This is why it is important to take responsibility and  visit a pharmacy who offers a panel of tests for Blood Pressure, Blood Sugar and Cholesterol at least once a year to have a clear measurement of these key health indicators.  That puts you in the driving seat and enables you to take action as well as work with your doctor to get you back within healthy ranges.

Cholesterol Levels measurements.

Blood cholesterol is measured in units called millimoles per litre of blood, (mmol/L) UK – you will note that some articles on cholesterol levels will recommend that normal levels should be lower than the recommended levels for healthy or at risk adults.  However, this encourages people to drive their total levels down too far and puts them at risk of other diseases that result from a deficiency of cholesterol. I cannot stress enough how important the role of cholesterol is for the health of our vital organs including the brain.
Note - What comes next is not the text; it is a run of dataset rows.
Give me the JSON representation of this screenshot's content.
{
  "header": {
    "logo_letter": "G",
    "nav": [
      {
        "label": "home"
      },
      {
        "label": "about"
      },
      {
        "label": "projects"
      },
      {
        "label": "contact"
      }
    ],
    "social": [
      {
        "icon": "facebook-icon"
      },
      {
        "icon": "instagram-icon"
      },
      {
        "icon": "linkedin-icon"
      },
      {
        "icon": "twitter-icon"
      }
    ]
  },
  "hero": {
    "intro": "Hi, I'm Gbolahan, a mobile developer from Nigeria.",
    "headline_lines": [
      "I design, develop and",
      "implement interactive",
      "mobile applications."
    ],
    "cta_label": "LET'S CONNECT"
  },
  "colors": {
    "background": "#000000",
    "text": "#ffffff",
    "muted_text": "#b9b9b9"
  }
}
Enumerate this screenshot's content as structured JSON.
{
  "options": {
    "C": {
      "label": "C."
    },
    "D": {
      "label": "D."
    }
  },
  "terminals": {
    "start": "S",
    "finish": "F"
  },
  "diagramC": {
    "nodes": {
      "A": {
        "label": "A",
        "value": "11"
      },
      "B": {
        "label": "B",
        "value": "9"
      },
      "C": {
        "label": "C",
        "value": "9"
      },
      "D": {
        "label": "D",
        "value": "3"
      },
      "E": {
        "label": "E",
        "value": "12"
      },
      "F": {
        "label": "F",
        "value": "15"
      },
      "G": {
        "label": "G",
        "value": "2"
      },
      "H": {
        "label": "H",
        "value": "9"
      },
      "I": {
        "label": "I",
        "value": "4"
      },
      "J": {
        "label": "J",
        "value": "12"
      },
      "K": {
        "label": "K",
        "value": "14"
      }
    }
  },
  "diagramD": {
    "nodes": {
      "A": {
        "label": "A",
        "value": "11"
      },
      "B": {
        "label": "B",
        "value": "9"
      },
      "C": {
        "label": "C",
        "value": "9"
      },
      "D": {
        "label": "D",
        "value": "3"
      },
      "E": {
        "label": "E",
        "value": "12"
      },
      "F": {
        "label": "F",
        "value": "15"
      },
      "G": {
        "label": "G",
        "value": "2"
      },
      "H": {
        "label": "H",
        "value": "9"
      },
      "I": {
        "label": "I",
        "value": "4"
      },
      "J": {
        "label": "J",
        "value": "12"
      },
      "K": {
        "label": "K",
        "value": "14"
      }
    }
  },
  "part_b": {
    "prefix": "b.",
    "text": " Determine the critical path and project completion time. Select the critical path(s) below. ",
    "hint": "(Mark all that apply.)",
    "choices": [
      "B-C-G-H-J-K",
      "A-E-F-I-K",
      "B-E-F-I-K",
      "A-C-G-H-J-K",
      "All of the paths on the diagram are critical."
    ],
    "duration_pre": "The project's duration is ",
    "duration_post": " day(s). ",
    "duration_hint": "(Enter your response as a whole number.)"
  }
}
  • 5mmol/L  for healthy adults
  • 4mmol/L   for those at high risk
  • 5.6mmol/L to 6.2mmol/L considered borderline high
  • Above 6.2mmol/L needs to be lowered.

LDL/HDL levels

It is recommended that levels of low-density lipoprotein (LDL) should be:  Again LDL does have a role in functions within the body and it is only when it is oxidised by free radicals resulting from unhealthy food choices that it becomes dangerous.

  • 3mmol/L  for healthy adults
  • 2mmol/L for those at high risk
  • 3.4-4.1 mmol/L borderline high
  • 4.1-4.9 mmol/ high
  • Above 4.9 mmol/L very high.

Ideally the level of high-density lipoprotein (HDL) should be above 1.6 mmol/L.

Measurements in the United States and other countries are expressed differently and here is the link to the Mayo clinic with their helpful graphics.

http://www.mayoclinic.org/diseases-conditions/high-blood-cholesterol/in-depth/cholesterol-levels/art-20048245

To summarise – do not take fats out of your diet – use unprocessed, natural ingredients in your cooking, use fats and oils in moderation, eat plenty of vegetables, seasonal fruits, wholegrains, and eggs. If you are going to eat cheese or other high fat dairy products, do so carefully so that your total fat intake is kept between 20 and 35% of your daily intake depending on whether you need to lose weight or not.

Here are the other posts in this series on Cholesterol and next time I will be looking at another of the key health indicators.. Blood Pressure.

https://smorgasbordinvitation.wordpress.com/2015/01/27/the-cholesterol-myth-part-one-why-your-body-needs-cholesterol/
https://smorgasbordinvitation.wordpress.com/2015/01/29/the-cholesterol-myth-ldl-vs-hdl-and-your-best-friend-your-liver/
https://smorgasbordinvitation.wordpress.com/2015/02/03/the-cholesterol-myth-carbohydrates-not-all-are-demons/